When you grow asparagus, you may have visions of the type of asparagus that comes from the shops – nice and fat, with a good head and a sturdy body. Homestead grown asparagus doesn’t always look like that, however!
If you have been scratching your head and wondering “why is my asparagus so skinny?” then you’ve come to the right place – we are here to answer all of your questions.
What You'll Learn Today
How To Grow Thick Asparagus
Asparagus is a naturally slender plant, that puts out long, thin spears that are great for throwing into just about any dish you can think of that doesn’t need a lot of cooking.
If you want to grow thicker asparagus, you will need to adapt your growing conditions. White asparagus naturally grows thicker than its green counterpart, as the sunlight is restricted.
In order to grow thicker asparagus, you will need to cultivate the older stems and encourage them to age and grow bigger than their slim counterparts.
Another good tip for strong, healthy, fat stems is to ensure that the plant is getting enough nutrients. Asparagus likes to be kept well fertilized, so make sure you are giving it a good feed.
New asparagus plants should not be harvested for the first 3 years, to give the plant a chance to really build itself up. If you are harvesting too soon, you will notice much thinner spears.
Conversely, an older asparagus crown will start to drop off its production and start to show more slender stems – it will need to be divided, or even replaced, if it is an old plant that has started producing thin spears.
How To Encourage Thicker Asparagus
Keeping your asparagus plant happy is the key to good, thick, strong spears. It needs to be fed, kept warm, well watered – and deep enough in the soil. If your spears are too slim then you may need to reconsider your growing conditions.
Traditionally, asparagus crowns have been planted deep into the soil, and there is a good reason for this. If they are not well buried in a good layer of muck and covered in soil, they will not thrive.
These days, asparagus beds are safe from the tilling and harvesting that used to be the reason for planting them so deeply – however, they still do best in a deep soil setting.
Ensure that, when you plant your crowns, only the tips of the spears are poking out, as if they are not deep enough they simply won’t produce those fat spears that we all love so much.
Why Is My Asparagus So Skinny
If you are consistently harvesting thin asparagus, with no larger thicker spears among them, then you may have a problem with the care of your plants. Asparagus needs to have a strong crown in order to make thick shoots. Here are few reasons:
1. Too Young
With a newly established asparagus bed, you will need to leave the plants well alone for the first three years, and not take any harvest from them at all to allow them to develop strong and healthy.
2. Too Old
Asparagus crowns that are over 10 years old will not produce optimally; they will need to be replaced, or at least divided to allow fresh new growth of strong shoots.
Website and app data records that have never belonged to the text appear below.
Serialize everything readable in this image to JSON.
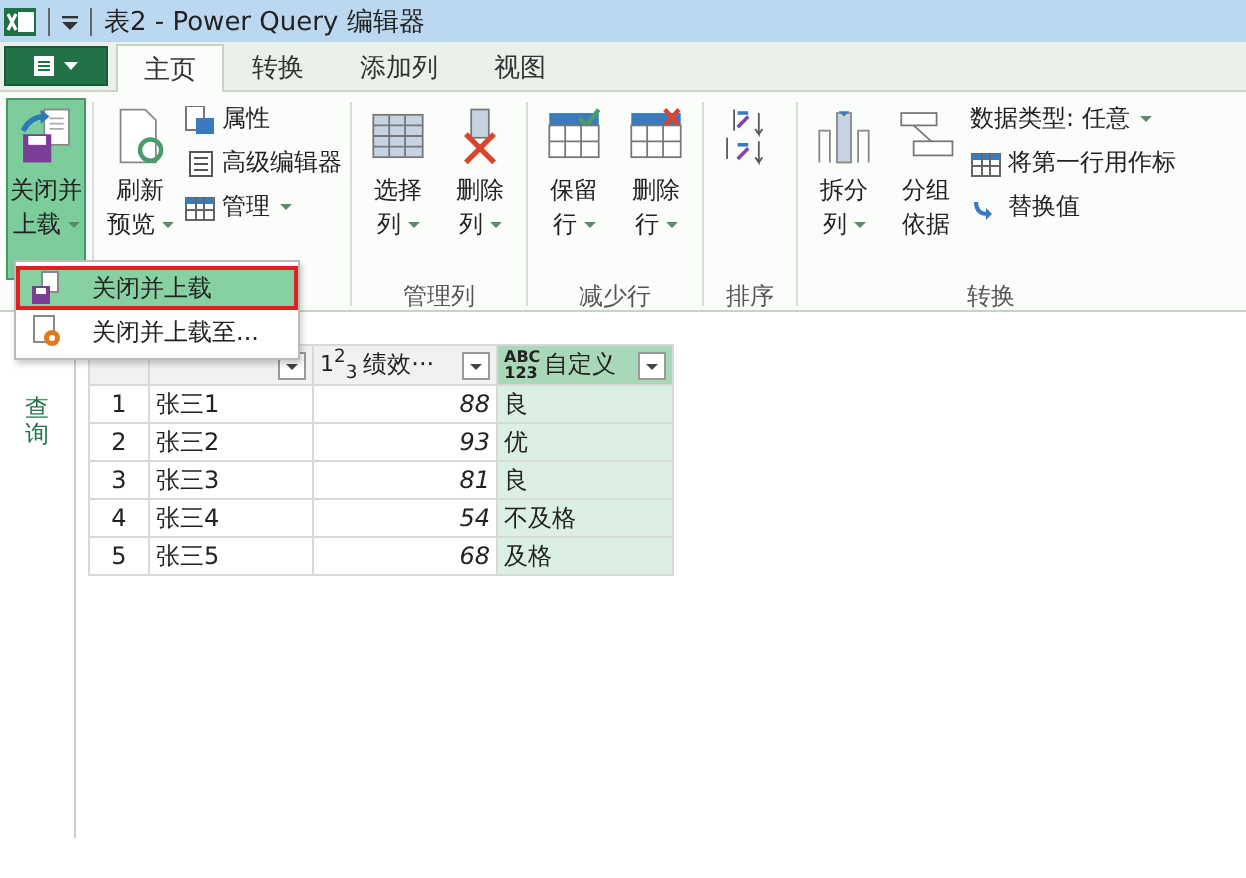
{
  "title_bar": {
    "title": "表2 - Power Query 编辑器"
  },
  "tabs": [
    {
      "label": "主页",
      "selected": true
    },
    {
      "label": "转换",
      "selected": false
    },
    {
      "label": "添加列",
      "selected": false
    },
    {
      "label": "视图",
      "selected": false
    }
  ],
  "ribbon_groups": [
    {
      "large": [
        {
          "lines": [
            "关闭并",
            "上载"
          ],
          "kind": "close-load",
          "dropdown": true,
          "selected": true
        }
      ]
    },
    {
      "large": [
        {
          "lines": [
            "刷新",
            "预览"
          ],
          "kind": "refresh",
          "dropdown": true,
          "selected": false
        }
      ],
      "small": [
        {
          "label": "属性",
          "kind": "properties"
        },
        {
          "label": "高级编辑器",
          "kind": "editor"
        },
        {
          "label": "管理",
          "kind": "table",
          "dropdown": true
        }
      ]
    },
    {
      "label": "管理列",
      "large": [
        {
          "lines": [
            "选择",
            "列"
          ],
          "kind": "choose-columns",
          "dropdown": true,
          "selected": false
        },
        {
          "lines": [
            "删除",
            "列"
          ],
          "kind": "remove-columns",
          "dropdown": true,
          "selected": false
        }
      ]
    },
    {
      "label": "减少行",
      "large": [
        {
          "lines": [
            "保留",
            "行"
          ],
          "kind": "keep-rows",
          "dropdown": true,
          "selected": false
        },
        {
          "lines": [
            "删除",
            "行"
          ],
          "kind": "remove-rows",
          "dropdown": true,
          "selected": false
        }
      ]
    },
    {
      "label": "排序",
      "large": [
        {
          "kind": "sort",
          "selected": false
        }
      ]
    },
    {
      "label": "转换",
      "large": [
        {
          "lines": [
            "拆分",
            "列"
          ],
          "kind": "split",
          "dropdown": true,
          "selected": false
        },
        {
          "lines": [
            "分组",
            "依据"
          ],
          "kind": "group",
          "selected": false
        }
      ],
      "small": [
        {
          "label": "数据类型: 任意",
          "kind": "plain",
          "dropdown": true
        },
        {
          "label": "将第一行用作标",
          "kind": "table"
        },
        {
          "label": "替换值",
          "kind": "replace"
        }
      ]
    }
  ],
  "menu": [
    {
      "label": "关闭并上载",
      "kind": "close-load",
      "selected": true
    },
    {
      "label": "关闭并上载至...",
      "kind": "load-to",
      "selected": false
    }
  ],
  "side_panel": {
    "label": "查询"
  },
  "table": {
    "columns": [
      {
        "kind": "index"
      },
      {
        "kind": "text"
      },
      {
        "kind": "number",
        "type": "1$^{2}$$_{3}$",
        "name": "绩效···"
      },
      {
        "kind": "any",
        "type": "ABC 123",
        "name": "自定义"
      }
    ],
    "rows": [
      [
        "1",
        "张三1",
        "88",
        "良"
      ],
      [
        "2",
        "张三2",
        "93",
        "优"
      ],
      [
        "3",
        "张三3",
        "81",
        "良"
      ],
      [
        "4",
        "张三4",
        "54",
        "不及格"
      ],
      [
        "5",
        "张三5",
        "68",
        "及格"
      ]
    ]
  }
}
3. Not Enough Feed
Asparagus is a heavy feeder, and will need plenty of good quality fertilizer in order to produce the best spears.
4. Depth Of Plant
Your plant may not be covered enough, as the crowns will gradually move up through the soil over the years. Make sure they are covered to a depth of 3-5 inches of soil.
5. Over Harvesting
After you have harvested your spears, you need to allow the tall, frondy sections that grow up from the crown well alone – they need to be left to turn yellow and collapse on their own, to allow your asparagus to regain its strength.
Here is a little video talking about skinny asparagus, and the reasons why it may be so slim, and what you can do about it:
Recipes For Skinny Asparagus
Skinny asparagus is actually a great addition to any culinary endeavor. It can be added to things at the last minute, or used on its own for a delicious little vegetable kick in whatever dish you are making.
Thin asparagus lends itself very well to roasting – simply dab a little olive oil on the spears, grind on some pepper, and roast in the oven for around 7 minutes. You can shave some fresh Parmesan on at the end for a delicious addition!
You can change up the flavors of this dish, by adding a drizzle of Balsamic vinegar, a few chili flakes, or a squeeze of lemon juice.
Skinny asparagus works very well in a stir fry; simply remove the woody ends and throw in a handful at the end of the cooking time – this will ensure that your skinny spears still retain a delicious crunch.
Steaming also works very well for these slender spears; heat a pan of water and place a steaming basket or colander on the pan. Place the asparagus in the basket or colander, and steam for 3-5 minutes.
Skinny asparagus may seem a little unexciting, but actually it is a great, versatile vegetable that can enhance any dish you add it to – just make sure you don’t cook it for too long!
2 thoughts on “Why Is My Asparagus So Skinny?”
When is best time to divide? Flag the plants then divide in very early Spring. Is it too late to divide in May after they are sending up thin stalks. Should I just allow them to grow while harvesting the normal size spears?